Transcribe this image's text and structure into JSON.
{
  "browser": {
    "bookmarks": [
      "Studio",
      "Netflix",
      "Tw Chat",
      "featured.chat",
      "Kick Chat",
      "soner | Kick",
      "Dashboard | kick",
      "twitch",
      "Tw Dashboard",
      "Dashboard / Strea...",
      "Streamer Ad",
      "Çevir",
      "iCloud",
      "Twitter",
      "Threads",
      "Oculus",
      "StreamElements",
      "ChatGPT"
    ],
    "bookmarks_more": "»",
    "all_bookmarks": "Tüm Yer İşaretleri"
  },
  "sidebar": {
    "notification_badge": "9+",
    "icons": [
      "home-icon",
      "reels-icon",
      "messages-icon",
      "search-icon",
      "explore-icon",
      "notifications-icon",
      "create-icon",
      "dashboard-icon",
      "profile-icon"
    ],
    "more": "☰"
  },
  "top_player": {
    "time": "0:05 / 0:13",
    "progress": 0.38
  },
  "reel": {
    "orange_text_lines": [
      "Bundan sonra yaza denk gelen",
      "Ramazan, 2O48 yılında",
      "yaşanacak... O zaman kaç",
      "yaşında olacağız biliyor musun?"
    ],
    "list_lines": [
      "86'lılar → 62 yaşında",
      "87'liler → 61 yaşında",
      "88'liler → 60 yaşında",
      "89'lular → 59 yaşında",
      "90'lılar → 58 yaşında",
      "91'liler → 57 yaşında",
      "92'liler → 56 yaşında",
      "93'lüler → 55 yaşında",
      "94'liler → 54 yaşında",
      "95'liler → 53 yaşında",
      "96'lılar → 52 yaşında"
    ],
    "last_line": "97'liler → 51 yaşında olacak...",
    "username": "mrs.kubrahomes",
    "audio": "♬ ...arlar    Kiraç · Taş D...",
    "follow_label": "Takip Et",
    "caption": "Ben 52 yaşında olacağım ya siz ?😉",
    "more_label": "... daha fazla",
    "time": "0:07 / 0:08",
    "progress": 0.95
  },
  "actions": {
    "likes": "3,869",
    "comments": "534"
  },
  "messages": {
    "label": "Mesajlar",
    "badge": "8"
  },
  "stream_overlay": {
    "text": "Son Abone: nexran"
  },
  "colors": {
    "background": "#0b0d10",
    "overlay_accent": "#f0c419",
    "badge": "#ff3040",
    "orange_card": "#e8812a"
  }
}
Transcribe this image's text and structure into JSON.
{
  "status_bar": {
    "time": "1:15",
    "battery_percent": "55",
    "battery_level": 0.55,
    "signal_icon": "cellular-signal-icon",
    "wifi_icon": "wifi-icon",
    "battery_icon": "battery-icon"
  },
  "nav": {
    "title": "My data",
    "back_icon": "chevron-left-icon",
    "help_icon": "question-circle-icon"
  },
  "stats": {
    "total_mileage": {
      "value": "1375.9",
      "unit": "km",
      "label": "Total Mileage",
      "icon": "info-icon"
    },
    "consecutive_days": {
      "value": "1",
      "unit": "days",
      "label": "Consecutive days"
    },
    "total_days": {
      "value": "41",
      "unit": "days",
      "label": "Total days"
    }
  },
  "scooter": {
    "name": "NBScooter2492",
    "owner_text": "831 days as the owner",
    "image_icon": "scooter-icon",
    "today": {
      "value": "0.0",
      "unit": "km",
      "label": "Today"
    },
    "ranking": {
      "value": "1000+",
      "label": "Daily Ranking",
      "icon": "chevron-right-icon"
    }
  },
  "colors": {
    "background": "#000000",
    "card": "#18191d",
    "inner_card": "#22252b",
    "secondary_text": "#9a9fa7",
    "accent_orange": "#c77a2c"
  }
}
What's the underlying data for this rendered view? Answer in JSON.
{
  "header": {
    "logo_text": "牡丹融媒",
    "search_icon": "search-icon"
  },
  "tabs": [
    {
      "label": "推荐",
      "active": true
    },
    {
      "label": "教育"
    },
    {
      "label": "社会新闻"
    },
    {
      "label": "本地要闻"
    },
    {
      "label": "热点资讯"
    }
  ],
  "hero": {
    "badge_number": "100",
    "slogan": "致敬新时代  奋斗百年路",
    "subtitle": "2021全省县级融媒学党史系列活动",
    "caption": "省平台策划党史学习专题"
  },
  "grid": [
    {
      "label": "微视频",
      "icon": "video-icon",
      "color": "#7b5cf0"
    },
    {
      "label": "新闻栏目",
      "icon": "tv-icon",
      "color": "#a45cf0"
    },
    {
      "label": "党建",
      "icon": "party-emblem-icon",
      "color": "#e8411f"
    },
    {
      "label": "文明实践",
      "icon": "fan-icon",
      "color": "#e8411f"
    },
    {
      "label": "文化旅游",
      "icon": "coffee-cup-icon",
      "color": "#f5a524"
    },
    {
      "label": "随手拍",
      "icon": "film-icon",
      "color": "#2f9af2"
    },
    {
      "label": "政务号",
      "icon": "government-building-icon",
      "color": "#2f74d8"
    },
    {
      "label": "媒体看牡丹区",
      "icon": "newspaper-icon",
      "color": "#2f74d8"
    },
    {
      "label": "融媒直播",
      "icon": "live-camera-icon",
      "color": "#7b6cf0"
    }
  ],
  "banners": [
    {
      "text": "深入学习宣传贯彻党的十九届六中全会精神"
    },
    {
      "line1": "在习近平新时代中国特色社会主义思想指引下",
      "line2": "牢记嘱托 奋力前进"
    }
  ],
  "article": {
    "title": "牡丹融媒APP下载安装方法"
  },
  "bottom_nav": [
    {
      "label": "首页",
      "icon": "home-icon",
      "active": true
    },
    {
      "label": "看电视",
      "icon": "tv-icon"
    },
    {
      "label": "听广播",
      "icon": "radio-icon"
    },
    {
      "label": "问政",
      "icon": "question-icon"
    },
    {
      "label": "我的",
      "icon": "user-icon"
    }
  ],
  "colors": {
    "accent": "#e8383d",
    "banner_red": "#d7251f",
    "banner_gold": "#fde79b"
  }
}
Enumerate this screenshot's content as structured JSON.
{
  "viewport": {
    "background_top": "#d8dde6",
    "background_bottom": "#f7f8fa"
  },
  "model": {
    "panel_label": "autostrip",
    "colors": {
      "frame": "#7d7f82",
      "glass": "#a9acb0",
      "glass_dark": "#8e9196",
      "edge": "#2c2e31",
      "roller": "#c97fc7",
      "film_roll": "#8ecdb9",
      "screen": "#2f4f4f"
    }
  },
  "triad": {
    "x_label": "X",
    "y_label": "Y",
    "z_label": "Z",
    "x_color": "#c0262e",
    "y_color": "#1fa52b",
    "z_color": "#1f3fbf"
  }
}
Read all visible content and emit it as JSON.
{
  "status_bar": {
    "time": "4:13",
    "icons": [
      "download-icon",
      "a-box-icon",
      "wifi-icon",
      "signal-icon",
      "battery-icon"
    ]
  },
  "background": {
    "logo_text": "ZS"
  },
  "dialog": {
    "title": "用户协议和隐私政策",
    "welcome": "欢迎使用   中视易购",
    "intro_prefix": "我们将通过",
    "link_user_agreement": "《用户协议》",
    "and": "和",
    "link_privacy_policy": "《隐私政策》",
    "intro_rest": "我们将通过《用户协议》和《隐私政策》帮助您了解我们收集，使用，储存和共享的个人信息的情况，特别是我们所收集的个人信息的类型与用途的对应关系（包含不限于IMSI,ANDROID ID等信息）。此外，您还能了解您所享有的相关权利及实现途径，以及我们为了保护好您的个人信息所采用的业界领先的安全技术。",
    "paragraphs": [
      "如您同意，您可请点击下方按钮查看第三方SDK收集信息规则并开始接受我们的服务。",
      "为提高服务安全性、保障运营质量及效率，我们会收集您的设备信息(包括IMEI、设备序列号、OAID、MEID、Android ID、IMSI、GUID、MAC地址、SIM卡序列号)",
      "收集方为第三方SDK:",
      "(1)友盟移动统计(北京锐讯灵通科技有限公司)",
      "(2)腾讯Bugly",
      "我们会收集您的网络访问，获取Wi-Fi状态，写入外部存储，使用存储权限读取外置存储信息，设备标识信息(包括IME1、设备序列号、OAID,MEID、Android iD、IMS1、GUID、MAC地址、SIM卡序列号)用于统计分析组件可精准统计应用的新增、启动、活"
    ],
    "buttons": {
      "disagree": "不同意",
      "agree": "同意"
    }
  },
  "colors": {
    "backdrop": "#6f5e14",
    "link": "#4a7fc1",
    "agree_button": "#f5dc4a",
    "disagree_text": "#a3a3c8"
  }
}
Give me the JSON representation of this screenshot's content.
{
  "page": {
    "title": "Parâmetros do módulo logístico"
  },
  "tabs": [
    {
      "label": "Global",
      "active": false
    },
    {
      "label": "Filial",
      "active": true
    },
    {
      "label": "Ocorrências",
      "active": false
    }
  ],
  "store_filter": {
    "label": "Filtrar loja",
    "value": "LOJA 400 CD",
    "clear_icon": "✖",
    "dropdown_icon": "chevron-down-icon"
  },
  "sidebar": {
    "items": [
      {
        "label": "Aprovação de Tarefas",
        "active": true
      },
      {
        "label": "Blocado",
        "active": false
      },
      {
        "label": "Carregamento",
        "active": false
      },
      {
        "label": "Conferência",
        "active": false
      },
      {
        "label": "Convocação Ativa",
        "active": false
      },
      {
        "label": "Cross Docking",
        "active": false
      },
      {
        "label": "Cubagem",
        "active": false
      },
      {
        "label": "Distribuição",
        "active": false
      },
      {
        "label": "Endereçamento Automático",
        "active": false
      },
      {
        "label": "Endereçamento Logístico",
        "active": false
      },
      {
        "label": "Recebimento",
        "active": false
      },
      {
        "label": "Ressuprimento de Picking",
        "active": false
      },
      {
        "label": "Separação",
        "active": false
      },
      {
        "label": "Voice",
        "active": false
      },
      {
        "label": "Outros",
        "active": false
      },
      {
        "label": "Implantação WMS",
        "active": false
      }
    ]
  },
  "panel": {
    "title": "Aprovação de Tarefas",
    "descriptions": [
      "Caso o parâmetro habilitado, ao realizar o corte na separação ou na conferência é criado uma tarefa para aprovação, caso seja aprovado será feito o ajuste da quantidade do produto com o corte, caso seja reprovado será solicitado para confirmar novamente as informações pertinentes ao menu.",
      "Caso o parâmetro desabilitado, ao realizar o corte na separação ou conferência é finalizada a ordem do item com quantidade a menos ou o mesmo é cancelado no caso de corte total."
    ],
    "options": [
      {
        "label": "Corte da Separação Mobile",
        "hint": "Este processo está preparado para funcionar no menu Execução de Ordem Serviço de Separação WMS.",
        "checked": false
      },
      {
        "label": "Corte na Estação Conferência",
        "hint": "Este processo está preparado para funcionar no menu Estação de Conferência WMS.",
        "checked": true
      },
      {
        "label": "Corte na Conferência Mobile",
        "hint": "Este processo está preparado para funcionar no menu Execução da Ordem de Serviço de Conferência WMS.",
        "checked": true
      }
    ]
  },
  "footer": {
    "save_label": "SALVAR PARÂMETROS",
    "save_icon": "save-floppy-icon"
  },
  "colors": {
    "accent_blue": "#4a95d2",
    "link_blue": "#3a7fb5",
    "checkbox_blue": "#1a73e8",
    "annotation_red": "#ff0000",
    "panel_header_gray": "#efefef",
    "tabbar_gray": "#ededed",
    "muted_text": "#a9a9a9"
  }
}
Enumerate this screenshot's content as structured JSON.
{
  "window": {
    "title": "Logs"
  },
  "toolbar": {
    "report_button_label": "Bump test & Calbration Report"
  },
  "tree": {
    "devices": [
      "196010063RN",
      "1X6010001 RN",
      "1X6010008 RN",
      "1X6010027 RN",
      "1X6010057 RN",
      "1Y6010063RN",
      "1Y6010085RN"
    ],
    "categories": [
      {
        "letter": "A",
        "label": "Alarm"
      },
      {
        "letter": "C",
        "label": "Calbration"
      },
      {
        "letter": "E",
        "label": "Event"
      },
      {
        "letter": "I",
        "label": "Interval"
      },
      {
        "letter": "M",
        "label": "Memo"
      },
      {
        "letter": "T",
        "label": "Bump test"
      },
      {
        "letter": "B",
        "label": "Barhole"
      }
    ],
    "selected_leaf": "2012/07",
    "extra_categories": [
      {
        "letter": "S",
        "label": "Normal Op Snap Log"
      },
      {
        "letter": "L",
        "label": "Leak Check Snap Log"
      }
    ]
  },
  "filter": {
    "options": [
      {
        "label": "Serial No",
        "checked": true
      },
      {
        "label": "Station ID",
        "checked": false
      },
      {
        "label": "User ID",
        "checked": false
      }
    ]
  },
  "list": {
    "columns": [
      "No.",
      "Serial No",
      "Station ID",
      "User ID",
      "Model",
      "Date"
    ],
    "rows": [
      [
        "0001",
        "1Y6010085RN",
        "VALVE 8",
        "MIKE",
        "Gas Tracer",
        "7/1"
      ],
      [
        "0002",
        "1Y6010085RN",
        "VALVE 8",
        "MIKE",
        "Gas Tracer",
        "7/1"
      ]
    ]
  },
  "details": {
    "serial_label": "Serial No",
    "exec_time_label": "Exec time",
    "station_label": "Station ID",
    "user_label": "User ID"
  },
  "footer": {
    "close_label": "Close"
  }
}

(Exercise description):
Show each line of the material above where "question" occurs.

(Written answer):
    "help_icon": "question-circle-icon"
      "icon": "question-icon"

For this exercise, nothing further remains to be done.